(Interface dataset entries)

_ _ _

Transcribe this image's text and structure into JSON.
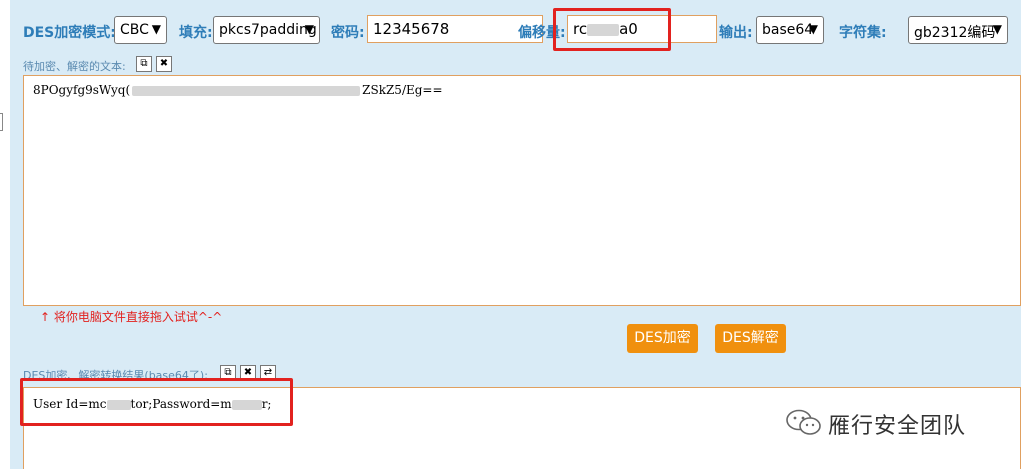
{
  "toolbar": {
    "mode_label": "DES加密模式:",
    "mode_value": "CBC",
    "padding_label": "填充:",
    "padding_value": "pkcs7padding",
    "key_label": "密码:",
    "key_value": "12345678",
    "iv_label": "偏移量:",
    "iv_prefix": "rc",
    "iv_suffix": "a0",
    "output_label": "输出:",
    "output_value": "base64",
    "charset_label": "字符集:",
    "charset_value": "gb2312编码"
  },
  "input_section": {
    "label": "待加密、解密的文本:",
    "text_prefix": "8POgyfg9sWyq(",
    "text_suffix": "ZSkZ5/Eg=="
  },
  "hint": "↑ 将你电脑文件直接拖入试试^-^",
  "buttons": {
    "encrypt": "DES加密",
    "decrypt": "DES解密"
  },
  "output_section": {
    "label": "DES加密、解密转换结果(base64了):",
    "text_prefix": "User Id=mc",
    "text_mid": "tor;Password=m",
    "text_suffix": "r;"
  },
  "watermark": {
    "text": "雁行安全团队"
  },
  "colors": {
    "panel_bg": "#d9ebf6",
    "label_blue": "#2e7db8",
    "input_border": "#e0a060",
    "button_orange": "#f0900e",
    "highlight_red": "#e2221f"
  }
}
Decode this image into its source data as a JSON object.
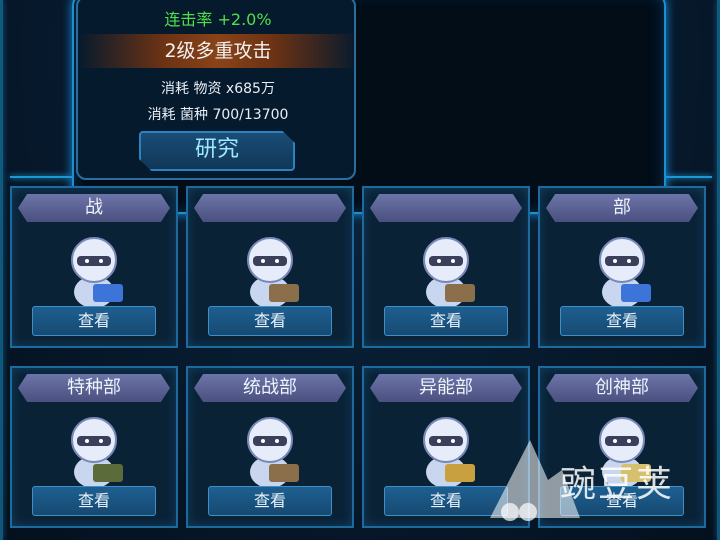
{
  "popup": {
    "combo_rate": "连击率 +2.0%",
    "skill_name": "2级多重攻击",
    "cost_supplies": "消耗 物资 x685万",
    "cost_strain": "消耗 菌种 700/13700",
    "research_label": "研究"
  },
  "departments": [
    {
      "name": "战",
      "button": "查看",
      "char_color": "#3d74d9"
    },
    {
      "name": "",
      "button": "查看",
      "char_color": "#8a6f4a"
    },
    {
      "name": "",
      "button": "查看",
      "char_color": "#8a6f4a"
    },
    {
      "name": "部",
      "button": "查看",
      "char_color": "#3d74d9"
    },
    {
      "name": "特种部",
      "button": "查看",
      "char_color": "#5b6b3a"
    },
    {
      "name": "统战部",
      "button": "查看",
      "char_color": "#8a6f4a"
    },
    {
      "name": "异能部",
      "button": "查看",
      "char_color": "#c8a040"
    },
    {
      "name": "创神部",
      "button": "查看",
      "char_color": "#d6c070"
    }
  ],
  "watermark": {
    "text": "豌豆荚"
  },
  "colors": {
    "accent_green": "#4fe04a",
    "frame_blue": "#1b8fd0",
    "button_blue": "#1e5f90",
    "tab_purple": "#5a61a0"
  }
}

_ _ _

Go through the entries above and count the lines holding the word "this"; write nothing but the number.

2